ERIC Number: ED323443
Record Type: RIE
Publication Date: 1989-Jan
Reference Count: 0
The Effects of Various Types of Orientation Programming upon Freshman Academic Performance and Reaction to College.
Rice, Robert; Thomas, William
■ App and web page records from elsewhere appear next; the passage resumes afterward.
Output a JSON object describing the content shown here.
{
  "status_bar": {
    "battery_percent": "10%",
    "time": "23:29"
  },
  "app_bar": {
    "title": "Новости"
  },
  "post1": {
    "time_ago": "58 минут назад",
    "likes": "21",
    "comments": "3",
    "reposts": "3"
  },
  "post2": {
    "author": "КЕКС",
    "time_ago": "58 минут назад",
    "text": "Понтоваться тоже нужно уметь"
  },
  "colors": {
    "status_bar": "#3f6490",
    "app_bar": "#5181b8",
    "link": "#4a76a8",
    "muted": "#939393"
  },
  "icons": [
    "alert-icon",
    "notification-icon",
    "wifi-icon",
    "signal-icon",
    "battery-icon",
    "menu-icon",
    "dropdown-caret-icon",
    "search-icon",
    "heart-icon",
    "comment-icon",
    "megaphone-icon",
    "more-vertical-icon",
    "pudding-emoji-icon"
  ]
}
A quasi-experimental design using four matched groups of 88 students each of entering college freshmen investigated the question of whether increasing exposure to different types of orientation programming would have any effect upon freshman academic performance and reaction to college. The types of orientation included: (1) traditional orientation with fall term pre-registration orientation program; (2) fall and summer orientation program; (3) fall and summer orientation and first term of an extended course taught by underclassmen; and (4) fall and summer orientation, first term of the extended course and a one-credit hour university seminar course. Results indicated that freshmen who participated in each of the four types of orientation programming did not differ significantly on the 19 subcategories of the Student Reaction to College Survey. However, individual analysis of the items showed that students who participated in all four orientation programs were significantly more involved with faculty, were more informed about their progress in courses, reacted more favorably to registration, and were less likely to drop classes than were students in other orientation groups. However, students with full exposure to orientation programming expressed greater dissatisfaction with the quality of student/faculty interaction and were significantly more critical of the supportive aspects of the college and faculty. (Author/ABL)
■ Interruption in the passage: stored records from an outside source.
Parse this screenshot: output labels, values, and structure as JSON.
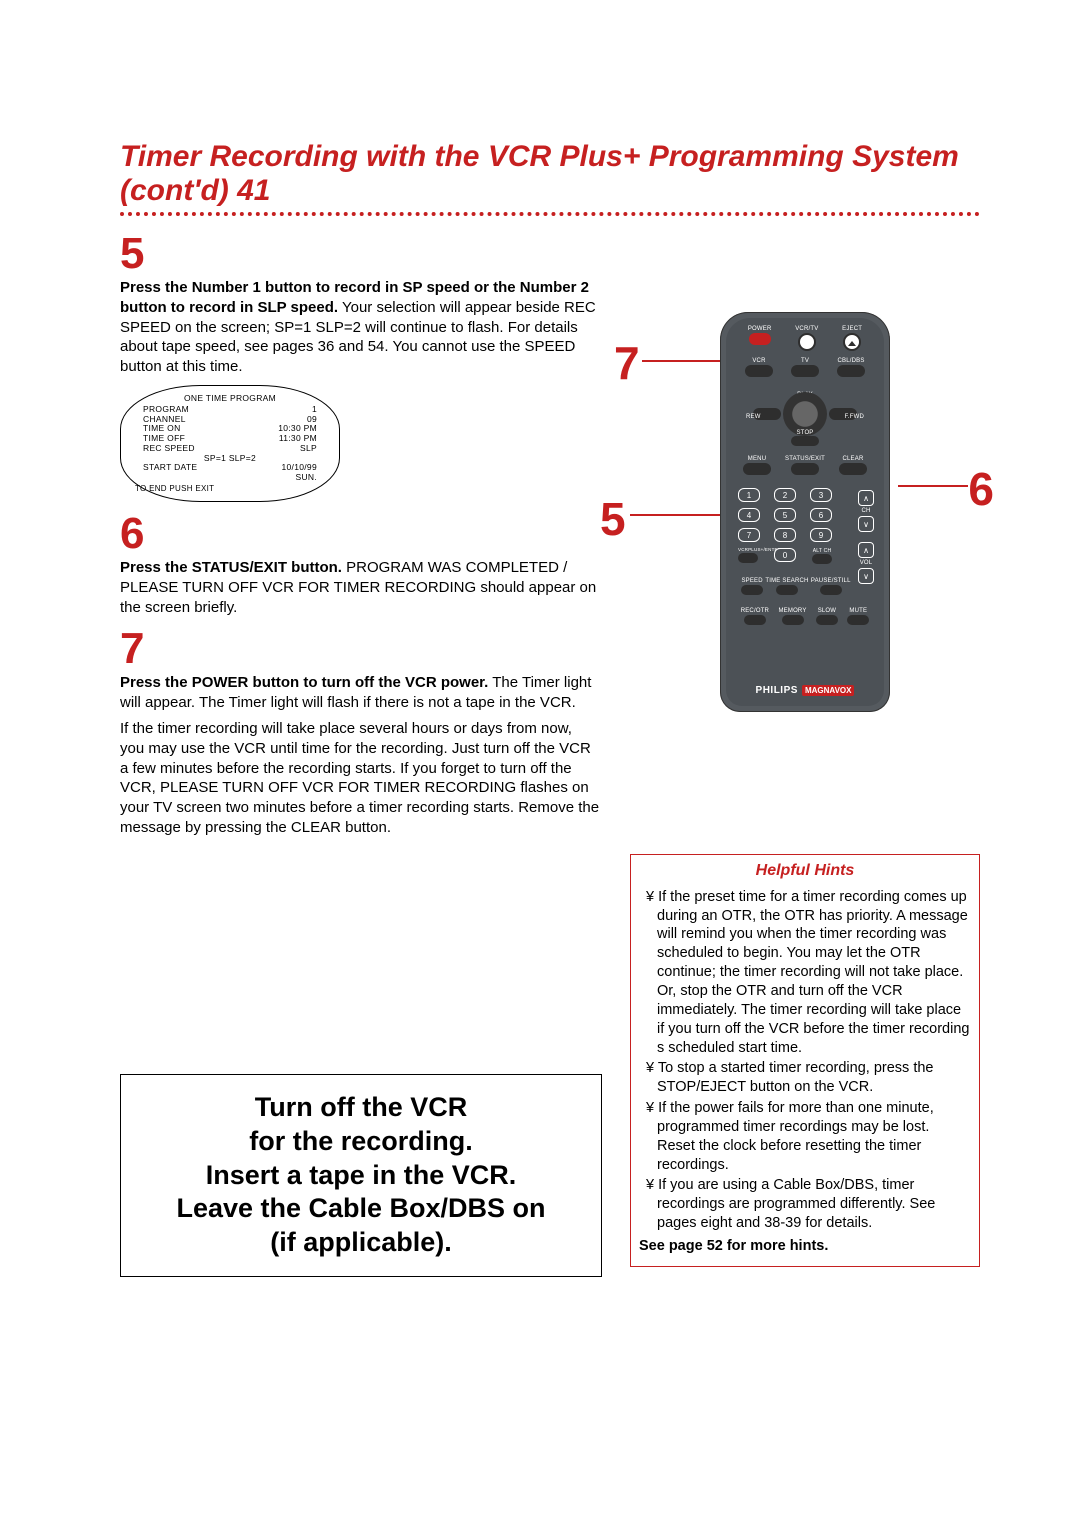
{
  "header": {
    "title": "Timer Recording with the VCR Plus+ Programming System (cont'd)",
    "page_number": "41"
  },
  "steps": {
    "5": {
      "number": "5",
      "bold": "Press the Number 1 button to record in SP speed or the Number 2 button to record in SLP speed.",
      "text": " Your selection will appear beside REC SPEED on the screen; SP=1 SLP=2 will continue to flash. For details about tape speed, see pages 36 and 54. You cannot use the SPEED button at this time."
    },
    "6": {
      "number": "6",
      "bold": "Press the STATUS/EXIT button.",
      "text": " PROGRAM WAS COMPLETED / PLEASE TURN OFF VCR FOR TIMER RECORDING should appear on the screen briefly."
    },
    "7": {
      "number": "7",
      "bold": "Press the POWER button to turn off the VCR power.",
      "text": " The Timer light will appear. The Timer light will flash if there is not a tape in the VCR.",
      "para2": "If the timer recording will take place several hours or days from now, you may use the VCR until time for the recording. Just turn off the VCR a few minutes before the recording starts. If you forget to turn off the VCR, PLEASE TURN OFF VCR FOR TIMER RECORDING flashes on your TV screen two minutes before a timer recording starts. Remove the message by pressing the CLEAR button."
    }
  },
  "osd": {
    "title": "ONE TIME PROGRAM",
    "rows": [
      {
        "label": "PROGRAM",
        "value": "1"
      },
      {
        "label": "CHANNEL",
        "value": "09"
      },
      {
        "label": "TIME ON",
        "value": "10:30 PM"
      },
      {
        "label": "TIME OFF",
        "value": "11:30 PM"
      },
      {
        "label": "REC SPEED",
        "value": "SLP"
      },
      {
        "label": "",
        "value": "SP=1  SLP=2"
      },
      {
        "label": "START DATE",
        "value": "10/10/99"
      },
      {
        "label": "",
        "value": "SUN."
      }
    ],
    "footer": "TO END PUSH EXIT"
  },
  "remote": {
    "callouts": {
      "top_left": "7",
      "mid_left": "5",
      "mid_right": "6"
    },
    "labels": {
      "power": "POWER",
      "vcr_tv": "VCR/TV",
      "eject": "EJECT",
      "vcr": "VCR",
      "tv": "TV",
      "cbl_dbs": "CBL/DBS",
      "play": "PLAY",
      "rew": "REW",
      "ffwd": "F.FWD",
      "stop": "STOP",
      "menu": "MENU",
      "status_exit": "STATUS/EXIT",
      "clear": "CLEAR",
      "ch": "CH",
      "vol": "VOL",
      "vcrplus_enter": "VCRPLUS+/ENTER",
      "alt_ch": "ALT CH",
      "speed": "SPEED",
      "time_search": "TIME SEARCH",
      "pause_still": "PAUSE/STILL",
      "rec_otr": "REC/OTR",
      "memory": "MEMORY",
      "slow": "SLOW",
      "mute": "MUTE"
    },
    "numbers": [
      "1",
      "2",
      "3",
      "4",
      "5",
      "6",
      "7",
      "8",
      "9",
      "0"
    ],
    "brand1": "PHILIPS",
    "brand2": "MAGNAVOX"
  },
  "hints": {
    "title": "Helpful Hints",
    "items": [
      "If the preset time for a timer recording comes up during an OTR, the OTR has priority. A message will remind you when the timer recording was scheduled to begin. You may let the OTR continue; the timer recording will not take place. Or, stop the OTR and turn off the VCR immediately. The timer recording will take place if you turn off the VCR before the timer recording s scheduled start time.",
      "To stop a started timer recording, press the STOP/EJECT button on the VCR.",
      "If the power fails for more than one minute, programmed timer recordings may be lost. Reset the clock before resetting the timer recordings.",
      "If you are using a Cable Box/DBS, timer recordings are programmed differently. See pages eight and 38-39 for details."
    ],
    "footer": "See page 52 for more hints."
  },
  "big_callout": "Turn off the VCR\nfor the recording.\nInsert a tape in the VCR.\nLeave the Cable Box/DBS on\n(if applicable)."
}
Publication Type: Reports - Research; Speeches/Meeting Papers
Education Level: N/A
Authoring Institution: N/A
Note: Paper presented at the Western Regional Conference of the Freshman Year Experience (Irvine, CA, January 29-31, 1989).